---------- DATASET EXCERPTS
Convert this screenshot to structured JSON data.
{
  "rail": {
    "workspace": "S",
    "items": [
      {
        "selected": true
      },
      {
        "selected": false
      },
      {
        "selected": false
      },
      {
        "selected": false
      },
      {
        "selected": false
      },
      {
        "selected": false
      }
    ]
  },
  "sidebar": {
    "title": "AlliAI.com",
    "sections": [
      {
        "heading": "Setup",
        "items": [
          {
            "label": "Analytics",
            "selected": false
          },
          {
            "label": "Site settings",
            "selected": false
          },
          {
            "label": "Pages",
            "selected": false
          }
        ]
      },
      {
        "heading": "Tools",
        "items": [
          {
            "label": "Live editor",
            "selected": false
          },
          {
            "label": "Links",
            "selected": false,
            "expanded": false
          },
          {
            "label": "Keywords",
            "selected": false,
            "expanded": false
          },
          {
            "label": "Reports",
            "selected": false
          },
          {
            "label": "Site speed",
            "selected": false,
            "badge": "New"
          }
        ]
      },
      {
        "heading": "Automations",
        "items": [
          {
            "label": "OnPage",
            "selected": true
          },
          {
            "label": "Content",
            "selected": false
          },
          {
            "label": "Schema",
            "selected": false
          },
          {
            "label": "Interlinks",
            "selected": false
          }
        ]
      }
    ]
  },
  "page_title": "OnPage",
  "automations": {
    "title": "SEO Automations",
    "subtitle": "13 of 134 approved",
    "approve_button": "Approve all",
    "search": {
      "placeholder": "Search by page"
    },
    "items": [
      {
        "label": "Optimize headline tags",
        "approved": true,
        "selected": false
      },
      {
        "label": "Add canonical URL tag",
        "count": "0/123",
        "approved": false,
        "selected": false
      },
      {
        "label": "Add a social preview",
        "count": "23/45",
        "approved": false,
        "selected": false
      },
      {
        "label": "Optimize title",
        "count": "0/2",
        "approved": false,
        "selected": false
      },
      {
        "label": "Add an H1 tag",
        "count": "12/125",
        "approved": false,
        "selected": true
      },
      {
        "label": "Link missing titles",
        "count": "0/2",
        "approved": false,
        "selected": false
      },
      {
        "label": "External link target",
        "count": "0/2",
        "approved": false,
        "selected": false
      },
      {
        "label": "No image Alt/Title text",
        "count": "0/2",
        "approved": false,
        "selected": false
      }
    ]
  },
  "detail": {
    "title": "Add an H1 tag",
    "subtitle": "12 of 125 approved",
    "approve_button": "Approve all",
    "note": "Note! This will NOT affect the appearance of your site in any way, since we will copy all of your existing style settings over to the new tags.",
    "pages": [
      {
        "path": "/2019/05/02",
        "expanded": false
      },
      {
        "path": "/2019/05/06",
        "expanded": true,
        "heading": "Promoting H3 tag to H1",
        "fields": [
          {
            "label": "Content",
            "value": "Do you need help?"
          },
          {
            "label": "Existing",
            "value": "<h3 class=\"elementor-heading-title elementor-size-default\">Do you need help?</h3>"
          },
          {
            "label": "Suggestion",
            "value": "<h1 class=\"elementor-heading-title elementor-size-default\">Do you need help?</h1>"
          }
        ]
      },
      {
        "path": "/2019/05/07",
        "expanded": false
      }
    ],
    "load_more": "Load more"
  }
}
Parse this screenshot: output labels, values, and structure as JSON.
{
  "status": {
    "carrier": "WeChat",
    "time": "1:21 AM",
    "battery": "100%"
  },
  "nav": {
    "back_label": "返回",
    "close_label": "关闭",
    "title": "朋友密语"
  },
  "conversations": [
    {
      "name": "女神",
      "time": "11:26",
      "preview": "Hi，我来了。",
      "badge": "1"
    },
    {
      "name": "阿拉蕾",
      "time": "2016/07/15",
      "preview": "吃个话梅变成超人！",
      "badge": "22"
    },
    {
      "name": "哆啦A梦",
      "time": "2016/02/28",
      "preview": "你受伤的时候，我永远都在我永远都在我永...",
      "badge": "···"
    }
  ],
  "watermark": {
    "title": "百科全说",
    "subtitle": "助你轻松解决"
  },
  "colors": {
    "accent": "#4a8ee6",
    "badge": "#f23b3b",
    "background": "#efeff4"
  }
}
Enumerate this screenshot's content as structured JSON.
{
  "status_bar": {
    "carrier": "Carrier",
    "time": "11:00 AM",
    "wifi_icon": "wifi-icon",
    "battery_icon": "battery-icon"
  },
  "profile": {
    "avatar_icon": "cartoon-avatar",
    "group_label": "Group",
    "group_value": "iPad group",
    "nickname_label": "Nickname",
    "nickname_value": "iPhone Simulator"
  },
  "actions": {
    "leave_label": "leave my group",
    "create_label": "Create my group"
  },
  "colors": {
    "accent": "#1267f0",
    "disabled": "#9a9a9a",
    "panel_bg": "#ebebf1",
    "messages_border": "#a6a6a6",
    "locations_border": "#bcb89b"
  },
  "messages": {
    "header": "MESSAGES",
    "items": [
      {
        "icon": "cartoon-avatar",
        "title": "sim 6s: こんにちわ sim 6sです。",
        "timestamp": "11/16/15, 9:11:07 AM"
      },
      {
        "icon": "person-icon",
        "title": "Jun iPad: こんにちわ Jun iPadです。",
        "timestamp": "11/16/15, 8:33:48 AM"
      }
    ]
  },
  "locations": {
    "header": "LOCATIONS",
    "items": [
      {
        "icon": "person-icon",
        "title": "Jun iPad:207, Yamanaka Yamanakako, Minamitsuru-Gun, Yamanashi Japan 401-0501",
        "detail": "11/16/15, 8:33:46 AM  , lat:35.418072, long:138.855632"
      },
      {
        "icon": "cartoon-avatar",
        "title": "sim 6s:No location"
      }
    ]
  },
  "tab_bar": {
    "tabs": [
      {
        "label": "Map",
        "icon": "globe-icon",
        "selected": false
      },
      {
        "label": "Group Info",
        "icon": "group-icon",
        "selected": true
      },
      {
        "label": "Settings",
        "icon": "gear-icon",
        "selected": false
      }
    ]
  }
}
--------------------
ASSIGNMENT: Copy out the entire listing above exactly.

EXERCISE RESPONSE:
Convert this screenshot to structured JSON data.
{
  "rail": {
    "workspace": "S",
    "items": [
      {
        "selected": true
      },
      {
        "selected": false
      },
      {
        "selected": false
      },
      {
        "selected": false
      },
      {
        "selected": false
      },
      {
        "selected": false
      }
    ]
  },
  "sidebar": {
    "title": "AlliAI.com",
    "sections": [
      {
        "heading": "Setup",
        "items": [
          {
            "label": "Analytics",
            "selected": false
          },
          {
            "label": "Site settings",
            "selected": false
          },
          {
            "label": "Pages",
            "selected": false
          }
        ]
      },
      {
        "heading": "Tools",
        "items": [
          {
            "label": "Live editor",
            "selected": false
          },
          {
            "label": "Links",
            "selected": false,
            "expanded": false
          },
          {
            "label": "Keywords",
            "selected": false,
            "expanded": false
          },
          {
            "label": "Reports",
            "selected": false
          },
          {
            "label": "Site speed",
            "selected": false,
            "badge": "New"
          }
        ]
      },
      {
        "heading": "Automations",
        "items": [
          {
            "label": "OnPage",
            "selected": true
          },
          {
            "label": "Content",
            "selected": false
          },
          {
            "label": "Schema",
            "selected": false
          },
          {
            "label": "Interlinks",
            "selected": false
          }
        ]
      }
    ]
  },
  "page_title": "OnPage",
  "automations": {
    "title": "SEO Automations",
    "subtitle": "13 of 134 approved",
    "approve_button": "Approve all",
    "search": {
      "placeholder": "Search by page"
    },
    "items": [
      {
        "label": "Optimize headline tags",
        "approved": true,
        "selected": false
      },
      {
        "label": "Add canonical URL tag",
        "count": "0/123",
        "approved": false,
        "selected": false
      },
      {
        "label": "Add a social preview",
        "count": "23/45",
        "approved": false,
        "selected": false
      },
      {
        "label": "Optimize title",
        "count": "0/2",
        "approved": false,
        "selected": false
      },
      {
        "label": "Add an H1 tag",
        "count": "12/125",
        "approved": false,
        "selected": true
      },
      {
        "label": "Link missing titles",
        "count": "0/2",
        "approved": false,
        "selected": false
      },
      {
        "label": "External link target",
        "count": "0/2",
        "approved": false,
        "selected": false
      },
      {
        "label": "No image Alt/Title text",
        "count": "0/2",
        "approved": false,
        "selected": false
      }
    ]
  },
  "detail": {
    "title": "Add an H1 tag",
    "subtitle": "12 of 125 approved",
    "approve_button": "Approve all",
    "note": "Note! This will NOT affect the appearance of your site in any way, since we will copy all of your existing style settings over to the new tags.",
    "pages": [
      {
        "path": "/2019/05/02",
        "expanded": false
      },
      {
        "path": "/2019/05/06",
        "expanded": true,
        "heading": "Promoting H3 tag to H1",
        "fields": [
          {
            "label": "Content",
            "value": "Do you need help?"
          },
          {
            "label": "Existing",
            "value": "<h3 class=\"elementor-heading-title elementor-size-default\">Do you need help?</h3>"
          },
          {
            "label": "Suggestion",
            "value": "<h1 class=\"elementor-heading-title elementor-size-default\">Do you need help?</h1>"
          }
        ]
      },
      {
        "path": "/2019/05/07",
        "expanded": false
      }
    ],
    "load_more": "Load more"
  }
}
Parse this screenshot: output labels, values, and structure as JSON.
{
  "status": {
    "carrier": "WeChat",
    "time": "1:21 AM",
    "battery": "100%"
  },
  "nav": {
    "back_label": "返回",
    "close_label": "关闭",
    "title": "朋友密语"
  },
  "conversations": [
    {
      "name": "女神",
      "time": "11:26",
      "preview": "Hi，我来了。",
      "badge": "1"
    },
    {
      "name": "阿拉蕾",
      "time": "2016/07/15",
      "preview": "吃个话梅变成超人！",
      "badge": "22"
    },
    {
      "name": "哆啦A梦",
      "time": "2016/02/28",
      "preview": "你受伤的时候，我永远都在我永远都在我永...",
      "badge": "···"
    }
  ],
  "watermark": {
    "title": "百科全说",
    "subtitle": "助你轻松解决"
  },
  "colors": {
    "accent": "#4a8ee6",
    "badge": "#f23b3b",
    "background": "#efeff4"
  }
}
Enumerate this screenshot's content as structured JSON.
{
  "status_bar": {
    "carrier": "Carrier",
    "time": "11:00 AM",
    "wifi_icon": "wifi-icon",
    "battery_icon": "battery-icon"
  },
  "profile": {
    "avatar_icon": "cartoon-avatar",
    "group_label": "Group",
    "group_value": "iPad group",
    "nickname_label": "Nickname",
    "nickname_value": "iPhone Simulator"
  },
  "actions": {
    "leave_label": "leave my group",
    "create_label": "Create my group"
  },
  "colors": {
    "accent": "#1267f0",
    "disabled": "#9a9a9a",
    "panel_bg": "#ebebf1",
    "messages_border": "#a6a6a6",
    "locations_border": "#bcb89b"
  },
  "messages": {
    "header": "MESSAGES",
    "items": [
      {
        "icon": "cartoon-avatar",
        "title": "sim 6s: こんにちわ sim 6sです。",
        "timestamp": "11/16/15, 9:11:07 AM"
      },
      {
        "icon": "person-icon",
        "title": "Jun iPad: こんにちわ Jun iPadです。",
        "timestamp": "11/16/15, 8:33:48 AM"
      }
    ]
  },
  "locations": {
    "header": "LOCATIONS",
    "items": [
      {
        "icon": "person-icon",
        "title": "Jun iPad:207, Yamanaka Yamanakako, Minamitsuru-Gun, Yamanashi Japan 401-0501",
        "detail": "11/16/15, 8:33:46 AM  , lat:35.418072, long:138.855632"
      },
      {
        "icon": "cartoon-avatar",
        "title": "sim 6s:No location"
      }
    ]
  },
  "tab_bar": {
    "tabs": [
      {
        "label": "Map",
        "icon": "globe-icon",
        "selected": false
      },
      {
        "label": "Group Info",
        "icon": "group-icon",
        "selected": true
      },
      {
        "label": "Settings",
        "icon": "gear-icon",
        "selected": false
      }
    ]
  }
}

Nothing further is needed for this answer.